Well, it looks like he was still going pretty fast when he hit. That's not 5-10MPH-level damage. The dirt you mentioned is from the car in front. It has mud all over the tires, and probably had some sitting on the bottom ledge of the bumper cover that the Tesla knocked loose.
 

Lerxt

Active Member
Feb 21, 2014
1,000
110
Hong Kong/Australia
It constantly amazes the the numbers of people who import a car to an unsupported country particularly when it requires specialist knowledge, parts and equipment to fix. Not to mention how they manage to crash them regularly. The performance of the vehicle is not forgiving to unsafe drivers or show offs...

I really think they should go to Tesla with their tail between their legs and beg them to help rather than threatening to sue them.
 

brianman

Burrito Founder
Nov 10, 2011
17,519
2,984
From the second picture, cruise control appears to be set at 100 km/h while the car thinks the most recent posted speed limit was 50 km/h. Not something I would want to post publicly -- setting CC at double the speed limit.
 

Spidy

Active Member
Feb 7, 2015
1,364
1,035
EU
You dont have a prayer if you file a lawsuit.. I have owned 3 cars (mercedes , Audi) and NONE of them including my Tesla work/worked 100% perfect with ACC.
You have to pay attention when driving, none of these systems were meant to just ignore what the car is doing.
Based on your impact Id say you were moving very fast, didnt you think to apply the brakes as that car got closer?

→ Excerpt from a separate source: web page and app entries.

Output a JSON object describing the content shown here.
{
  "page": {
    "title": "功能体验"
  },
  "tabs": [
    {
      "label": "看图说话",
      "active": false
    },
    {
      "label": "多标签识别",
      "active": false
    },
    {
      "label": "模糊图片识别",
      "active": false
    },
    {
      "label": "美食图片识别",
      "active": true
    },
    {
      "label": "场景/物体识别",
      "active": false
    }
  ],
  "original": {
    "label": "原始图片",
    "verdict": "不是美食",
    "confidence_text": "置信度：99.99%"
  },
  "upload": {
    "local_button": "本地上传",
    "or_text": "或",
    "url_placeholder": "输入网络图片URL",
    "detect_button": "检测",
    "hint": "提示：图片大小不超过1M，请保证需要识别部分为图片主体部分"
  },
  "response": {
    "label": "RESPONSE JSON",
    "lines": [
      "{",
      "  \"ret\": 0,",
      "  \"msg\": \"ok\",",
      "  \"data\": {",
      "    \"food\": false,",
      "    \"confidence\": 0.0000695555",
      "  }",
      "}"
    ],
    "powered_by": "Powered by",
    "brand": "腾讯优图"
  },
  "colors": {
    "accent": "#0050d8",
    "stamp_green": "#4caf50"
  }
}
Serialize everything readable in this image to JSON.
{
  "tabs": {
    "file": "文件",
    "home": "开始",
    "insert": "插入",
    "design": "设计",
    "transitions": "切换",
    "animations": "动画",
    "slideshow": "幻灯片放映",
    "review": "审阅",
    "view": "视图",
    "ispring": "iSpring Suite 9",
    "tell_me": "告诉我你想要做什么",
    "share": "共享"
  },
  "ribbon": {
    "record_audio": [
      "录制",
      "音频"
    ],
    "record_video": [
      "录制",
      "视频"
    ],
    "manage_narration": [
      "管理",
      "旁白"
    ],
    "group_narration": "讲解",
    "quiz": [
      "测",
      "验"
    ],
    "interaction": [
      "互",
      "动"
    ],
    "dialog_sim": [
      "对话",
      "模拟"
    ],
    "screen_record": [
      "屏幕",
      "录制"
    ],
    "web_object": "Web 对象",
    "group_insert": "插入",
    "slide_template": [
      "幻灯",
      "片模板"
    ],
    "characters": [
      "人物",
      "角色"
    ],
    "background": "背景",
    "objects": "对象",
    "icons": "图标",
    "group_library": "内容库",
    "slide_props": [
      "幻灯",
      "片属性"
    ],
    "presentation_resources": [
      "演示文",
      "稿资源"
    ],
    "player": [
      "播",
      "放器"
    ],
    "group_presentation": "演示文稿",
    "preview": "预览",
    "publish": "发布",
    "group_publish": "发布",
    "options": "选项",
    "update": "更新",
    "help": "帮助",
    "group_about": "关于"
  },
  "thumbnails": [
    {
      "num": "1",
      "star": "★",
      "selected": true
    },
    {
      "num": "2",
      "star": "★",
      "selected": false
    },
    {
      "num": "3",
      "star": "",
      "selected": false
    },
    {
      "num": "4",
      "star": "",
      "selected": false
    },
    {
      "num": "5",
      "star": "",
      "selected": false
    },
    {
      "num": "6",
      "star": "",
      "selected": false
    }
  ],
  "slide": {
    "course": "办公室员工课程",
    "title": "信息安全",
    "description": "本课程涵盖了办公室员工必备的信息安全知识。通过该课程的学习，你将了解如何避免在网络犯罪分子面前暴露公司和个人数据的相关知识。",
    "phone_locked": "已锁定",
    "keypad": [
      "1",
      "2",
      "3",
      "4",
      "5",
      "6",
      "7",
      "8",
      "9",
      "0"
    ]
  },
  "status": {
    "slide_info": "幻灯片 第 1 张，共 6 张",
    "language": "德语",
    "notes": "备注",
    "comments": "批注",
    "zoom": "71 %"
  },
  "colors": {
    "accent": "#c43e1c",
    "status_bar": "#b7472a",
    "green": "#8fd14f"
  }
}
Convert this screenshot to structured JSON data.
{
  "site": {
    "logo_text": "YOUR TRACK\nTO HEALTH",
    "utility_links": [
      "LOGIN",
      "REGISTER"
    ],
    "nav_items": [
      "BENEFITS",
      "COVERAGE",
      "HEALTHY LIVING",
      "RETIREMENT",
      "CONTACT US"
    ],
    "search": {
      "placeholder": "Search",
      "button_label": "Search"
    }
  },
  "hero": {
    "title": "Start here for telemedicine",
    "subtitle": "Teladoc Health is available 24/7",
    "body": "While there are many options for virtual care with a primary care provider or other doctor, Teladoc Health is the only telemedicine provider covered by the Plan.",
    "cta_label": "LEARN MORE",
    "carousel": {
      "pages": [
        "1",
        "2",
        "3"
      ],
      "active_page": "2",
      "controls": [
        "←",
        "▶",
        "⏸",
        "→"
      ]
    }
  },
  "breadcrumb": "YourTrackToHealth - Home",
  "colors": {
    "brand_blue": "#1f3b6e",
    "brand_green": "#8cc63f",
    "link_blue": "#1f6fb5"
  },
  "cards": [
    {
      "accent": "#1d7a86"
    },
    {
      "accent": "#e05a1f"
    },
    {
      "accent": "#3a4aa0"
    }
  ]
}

When I use ACC in traffic my foot hovers over the brake pedal...

Neither of them calls their system Autopilot either...
 

brianman

Burrito Founder
Nov 10, 2011
17,519
2,984
Neither of them calls their system Autopilot either...
While TACC, automatic emergency braking, blind spot warning are arguably "part of the Autopilot suite" what most people would call Autopilot hasn't shipped yet.
Model S | Tesla Motors

All 4 of these key features haven't shipped:
  • Autopilot
  • Lane Changing
  • Safety
  • Autopilot Parking
 

Spidy

Active Member
Feb 7, 2015
1,364
1,035
EU
While TACC, automatic emergency braking, blind spot warning are arguably "part of the Autopilot suite" what most people would call Autopilot hasn't shipped yet.
Model S | Tesla Motors

I know, but with all the accouncements and OTA Updates etc. it might not be the beast idea to include such features in such a suite or even name it like that. If you call it driver assistance systems then there is a much clearer general emphasis that you should still pay attention.


Autopilot is likely a bit more advanced than our CR-V's system and has road-arc handling-code in it, but ACC and auto-steering is no substitute for staying engaged with the car as it drives no matter whether we're driving a Honda or a Tesla.
Lawyer/Judge: "Then when is it called Autopilot?"
 

About Us

Formed in 2006, Tesla Motors Club (TMC) was the first independent online Tesla community. Today it remains the largest and most dynamic community of Tesla enthusiasts. Learn more.

Do you value your experience at TMC? Consider becoming a Supporting Member of Tesla Motors Club. As a thank you for your contribution, you'll get nearly no ads in the Community and Groups sections. Additional perks are available depending on the level of contribution. Please visit the Account Upgrades page for more details.


SUPPORT TMC
Top